Lets say you wake up at 5 AM for work from Monday to Friday. On Saturday morning you sleep in till 8 AM and feel great. That night, your sleep onset has been put back a few hours and there is no need for sleep until around 11 or 12 PM. Another sleep in on Sunday morning sets you up for another late sleep onset.
However, in anticipation for an early start on Monday morning, you go to bed early Sunday night. You spend hours trying to get to sleep and feeling anxious because you can’t sleep. You finally get to sleep and only get around 5 hours (checking the clock constantly) and suffer Monday-itis.
The tip to getting extra sleep is to go to bed earlier at night and wake around the same time in the morning.
This gets you the extra sleep whilst not disrupting your sleep pattern. Try it on your next break!

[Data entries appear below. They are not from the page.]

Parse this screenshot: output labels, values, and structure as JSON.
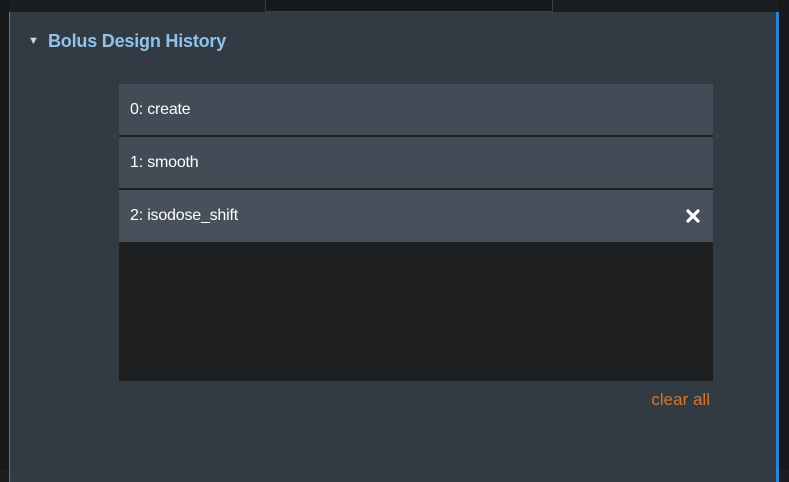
{
  "panel": {
    "section_title": "Bolus Design History",
    "expanded": true,
    "collapse_icon": "triangle-down-icon"
  },
  "history": {
    "items": [
      {
        "label": "0: create"
      },
      {
        "label": "1: smooth"
      },
      {
        "label": "2: isodose_shift",
        "removable": true,
        "remove_icon": "close-icon"
      }
    ],
    "clear_all_label": "clear all"
  },
  "colors": {
    "panel_bg": "#323a44",
    "item_bg": "#434c56",
    "list_bg": "#1f2022",
    "title": "#8fc3ea",
    "accent_border": "#2f7fd3",
    "clear_all": "#d9742a"
  }
}
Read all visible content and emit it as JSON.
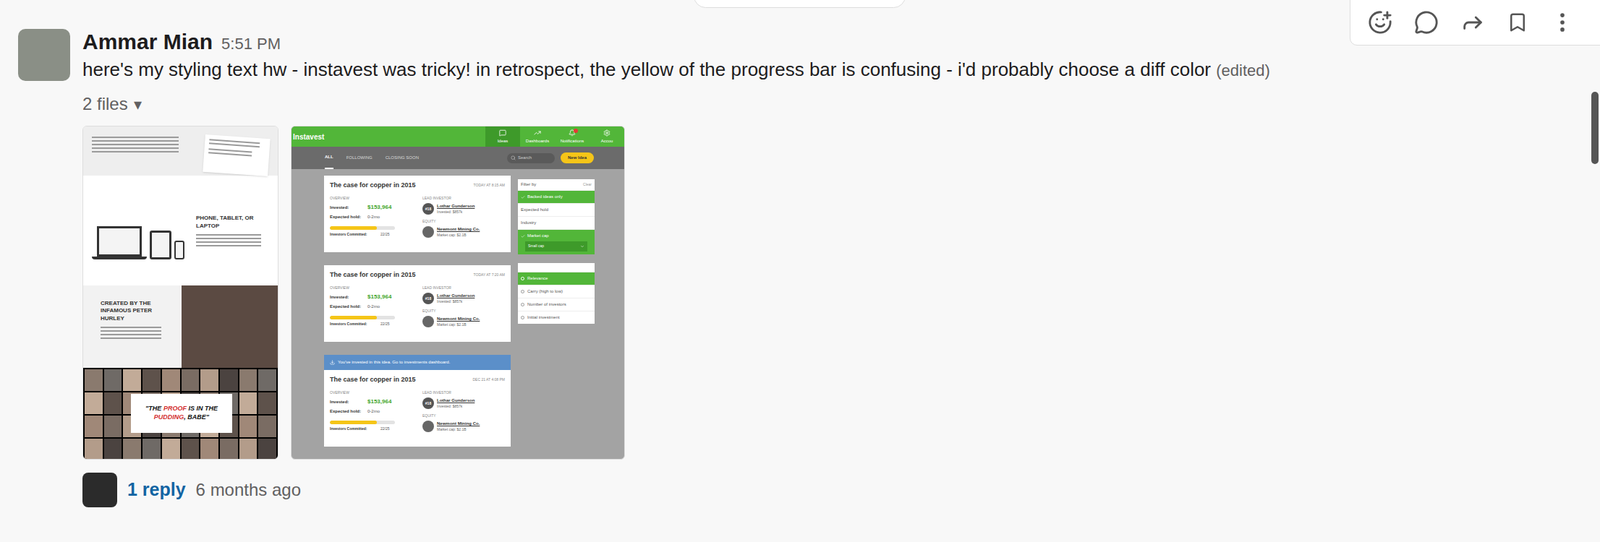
{
  "message": {
    "author": "Ammar Mian",
    "time": "5:51 PM",
    "text": "here's my styling text hw - instavest was tricky! in retrospect, the yellow of the progress bar is confusing - i'd probably choose a diff color",
    "edited": "(edited)"
  },
  "files": {
    "label": "2 files",
    "toggle": "▾"
  },
  "landing_page": {
    "devices_heading": "PHONE, TABLET, OR LAPTOP",
    "creator_heading": "CREATED BY THE INFAMOUS PETER HURLEY",
    "quote": [
      {
        "text": "\"THE ",
        "color": "#111111"
      },
      {
        "text": "PROOF",
        "color": "#d32f2f"
      },
      {
        "text": " IS IN THE ",
        "color": "#111111"
      },
      {
        "text": "PUDDING",
        "color": "#d32f2f"
      },
      {
        "text": ", BABE\"",
        "color": "#111111"
      }
    ]
  },
  "instavest": {
    "title": "Instavest",
    "nav": [
      {
        "label": "Ideas",
        "selected": true,
        "badge": false
      },
      {
        "label": "Dashboards",
        "selected": false,
        "badge": false
      },
      {
        "label": "Notifications",
        "selected": false,
        "badge": true
      },
      {
        "label": "Accou",
        "selected": false,
        "badge": false
      }
    ],
    "tabs": [
      {
        "label": "ALL",
        "selected": true
      },
      {
        "label": "FOLLOWING",
        "selected": false
      },
      {
        "label": "CLOSING SOON",
        "selected": false
      }
    ],
    "search": {
      "placeholder": "Search"
    },
    "new_button": "New Idea",
    "cards": [
      {
        "banner": "",
        "title": "The case for copper in 2015",
        "time": "TODAY AT 8:15 AM",
        "overview_label": "OVERVIEW",
        "invested_label": "Invested:",
        "invested": "$153,964",
        "hold_label": "Expected hold:",
        "hold": "0-2mo",
        "level": 0.72,
        "committed_label": "Investors Committed:",
        "committed": "22/25",
        "lead_label": "LEAD INVESTOR",
        "lead_badge": "#18",
        "lead_name": "Lothar Gunderson",
        "lead_invested": "Invested: $857k",
        "equity_label": "EQUITY",
        "company": "Newmont Mining Co.",
        "market_cap": "Market cap: $2.1B"
      },
      {
        "banner": "",
        "title": "The case for copper in 2015",
        "time": "TODAY AT 7:20 AM",
        "overview_label": "OVERVIEW",
        "invested_label": "Invested:",
        "invested": "$153,964",
        "hold_label": "Expected hold:",
        "hold": "0-2mo",
        "level": 0.72,
        "committed_label": "Investors Committed:",
        "committed": "22/25",
        "lead_label": "LEAD INVESTOR",
        "lead_badge": "#18",
        "lead_name": "Lothar Gunderson",
        "lead_invested": "Invested: $857k",
        "equity_label": "EQUITY",
        "company": "Newmont Mining Co.",
        "market_cap": "Market cap: $2.1B"
      },
      {
        "banner": "You've invested in this idea. Go to investments dashboard.",
        "title": "The case for copper in 2015",
        "time": "DEC 21 AT 4:08 PM",
        "overview_label": "OVERVIEW",
        "invested_label": "Invested:",
        "invested": "$153,964",
        "hold_label": "Expected hold:",
        "hold": "0-2mo",
        "level": 0.72,
        "committed_label": "Investors Committed:",
        "committed": "22/25",
        "lead_label": "LEAD INVESTOR",
        "lead_badge": "#18",
        "lead_name": "Lothar Gunderson",
        "lead_invested": "Invested: $857k",
        "equity_label": "EQUITY",
        "company": "Newmont Mining Co.",
        "market_cap": "Market cap: $2.1B"
      }
    ],
    "filter": {
      "title": "Filter by",
      "clear": "Clear",
      "items": [
        {
          "label": "Backed ideas only",
          "checked": true,
          "select": ""
        },
        {
          "label": "Expected hold",
          "checked": false,
          "select": ""
        },
        {
          "label": "Industry",
          "checked": false,
          "select": ""
        },
        {
          "label": "Market cap",
          "checked": true,
          "select": "Small cap"
        }
      ]
    },
    "sort": [
      {
        "label": "Relevance",
        "selected": true
      },
      {
        "label": "Carry (high to low)",
        "selected": false
      },
      {
        "label": "Number of investors",
        "selected": false
      },
      {
        "label": "Initial investment",
        "selected": false
      }
    ]
  },
  "thread": {
    "replies": "1 reply",
    "time": "6 months ago"
  }
}
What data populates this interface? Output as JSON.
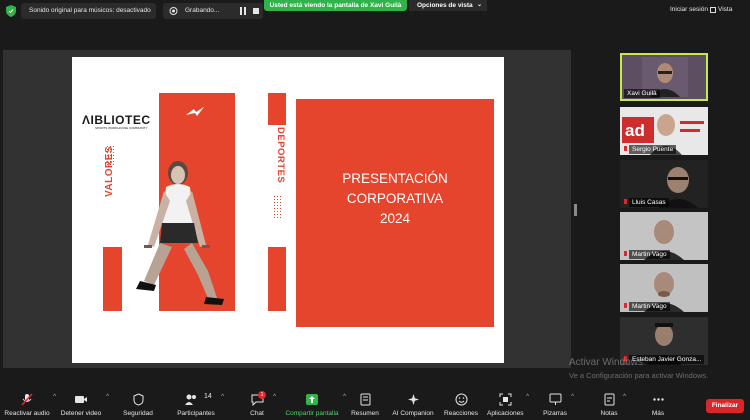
{
  "topbar": {
    "audio_pill": "Sonido original para músicos: desactivado",
    "recording_label": "Grabando...",
    "viewing_banner": "Usted está viendo la pantalla de Xavi Guilà",
    "view_options": "Opciones de vista",
    "sign_in": "Iniciar sesión",
    "view": "Vista"
  },
  "slide": {
    "logo": "ΛIBLIOTEC",
    "logo_sub": "SPORTS WORKHOUSE COMMUNITY",
    "valores": "VALORES",
    "deportes": "DEPORTES",
    "title_lines": [
      "PRESENTACIÓN",
      "CORPORATIVA",
      "2024"
    ],
    "accent_color": "#e4452c"
  },
  "participants": [
    {
      "name": "Xavi Guilà",
      "active": true
    },
    {
      "name": "Sergio Puente",
      "active": false
    },
    {
      "name": "Lluis Casas",
      "active": false
    },
    {
      "name": "Martin Vago",
      "active": false
    },
    {
      "name": "Martin Vago",
      "active": false
    },
    {
      "name": "Esteban Javier Gonza...",
      "active": false
    }
  ],
  "watermark": {
    "line1": "Activar Windows",
    "line2": "Ve a Configuración para activar Windows."
  },
  "toolbar": {
    "audio": "Reactivar audio",
    "video": "Detener video",
    "security": "Seguridad",
    "participants": "Participantes",
    "participants_count": "14",
    "chat": "Chat",
    "chat_badge": "1",
    "share": "Compartir pantalla",
    "summary": "Resumen",
    "ai": "AI Companion",
    "reactions": "Reacciones",
    "apps": "Aplicaciones",
    "whiteboards": "Pizarras",
    "notes": "Notas",
    "more": "Más",
    "end": "Finalizar"
  }
}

Unless you follow the scientific reports you may have not heard how your brain is actually cleaned while you are asleep. Scientists have found that cerebrospinal fluid runs through your brain while you are asleep and little channels in specific cells (Glial cells) remove waste products from the brain and eliminate them from the body. When you next feel tired in the afternoon, or while driving or working, consider this: your brain is trying to catch up on sleep to allow the brain to clean itself of waste products. If you sleep well, you will feel more productive for longer, you will be safer and you will think better (along with other positives). If you have problems with getting to sleep, see a sleep specialist as soon as you can.
People often sleep for less hours than they should. For a number of reasons they just don’t put sleep high as a priority in their day. Ask yourself this: “Do you feel tired during the afternoon at work or when driving”? If you do, then you have a sleep debt. The debt can be a build up of waste products and toxins in the brain that normally get cleaned out when we sleep. As long as you have a sleep debt, you will not perform well at work and may be unsafe whilst driving. It is easy to pay back the sleep debt. Simply go to bed at a set time every night and allow at least 7.5 hours of time for sleep each night. See what it feels like to experience really being alive during the day. You will be more productive, safer and a friendlier person to be around. Remember, the level of fatigue you fell is determined by how much sleep you get.
Babies need a lot of sleep. Many parents these days have a perception that babies should sleep all night and only be awake during the day. Babies do not develop good body clocks until 6-12 months old. A daily pattern should commence around 3 months old, where you should start to see at least some normality in their sleep patterns. If you have a baby waking through the night for feeds, consider getting help from a partner or family member before trying to get your baby sleeping all night. The baby’s development may benefit from it!
Contact Beyond Midnight:
firstname.lastname@example.org Phone: +61 8 9593 7575
Keep a regular wake up time
Try and wake up at the same time each morning and you will develop a much better sleeping pattern. It also helps if you are not waking up before 5AM as that is too close to your circadian low point. The routine wake up will assist you to get to sleep around the same time each night and will help you to get used to the routine and get to sleep quicker. If you want extra sleep, try going to bed an hour or two earlier rather than sleeping in later in the morning. That way, you will get the extra sleep and keep the good routine. Try it and comment.